By Bill Bradley, contributing editor
The NFL has been paying special attention to players after they finish their careers.
The league already had been active in the past decade, creating the Player Engagement department and assigning representatives to every NFL team, but it went one step further earlier this year with its transition initiative. NFL Evolution provides an exclusive look at the program, which has 13 recently retired players go through extensive training and become certified to assist colleagues in the areas of mental and behavioral health.
The turning point to create such a program was the death of players such as Junior Seau and Jovan Belcher, said Troy Vincent, the NFL's senior vice president for player engagement.
"Just a year that no one wants to think about, what happened off the field with some of our men and the lives that are no longer here," Vincent told NFL Network chief health and player safety correspondent Andrea Kremer. "There was a lot of evaluation and just kind of turning back the clock and see(ing) what could we do better."

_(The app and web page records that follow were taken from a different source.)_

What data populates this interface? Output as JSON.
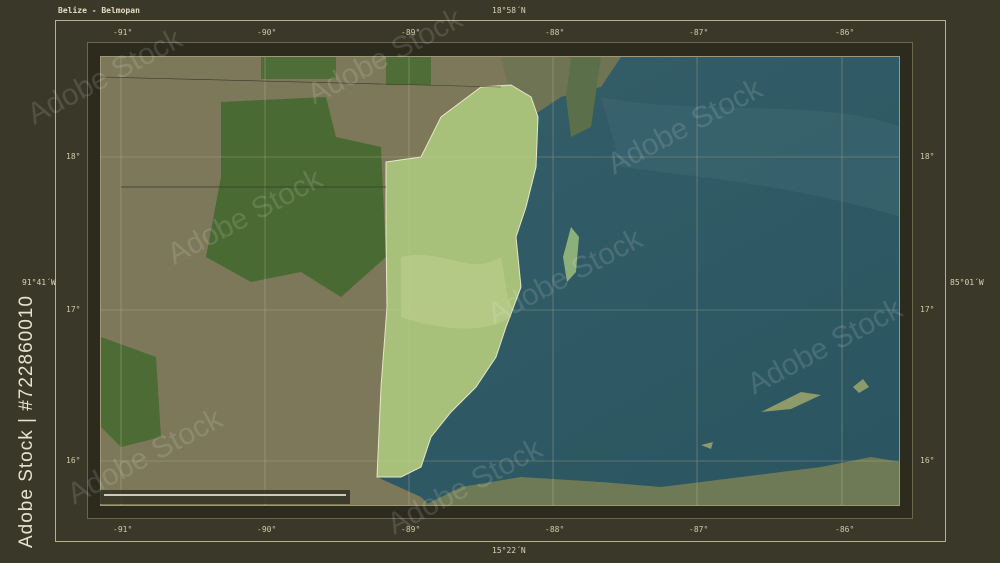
{
  "title": "Belize - Belmopan",
  "lat_top": "18°58´N",
  "lat_bottom": "15°22´N",
  "lon_left": "91°41´W",
  "lon_right": "85°01´W",
  "lon_ticks": [
    "-91°",
    "-90°",
    "-89°",
    "-88°",
    "-87°",
    "-86°"
  ],
  "lat_ticks": [
    "18°",
    "17°",
    "16°"
  ],
  "stock_id": "Adobe Stock | #722860010",
  "watermark": "Adobe Stock",
  "colors": {
    "sea": "#2e5a66",
    "belize_highlight": "#a8c27a",
    "land": "#7d7a5c",
    "forest": "#4b6a34",
    "frame": "#b7b08c"
  }
}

Former players Donovin Darius, LaVar Arrington, Mike Haynes and Irving Fryar are among the 13 transition coaches. All needed 56 hours of in-person training during nine months of courses to become certified.
Transition coaches were taught how to work with current and former players and their families. The curriculum included courses on substance abuse, domestic violence, gun safety and suicide prevention.
"Regardless of what's happened in the past, this is something that's needed," former linebacker Dwight Hollier said, "and a great opportunity for us to make a difference."
Two months after graduating, the transition coaches used their skills at the NFL Rookie Symposium in June. Rather than addressing an auditorium full of rookies, many of the coaches used smaller breakout groups to tackle tough topics.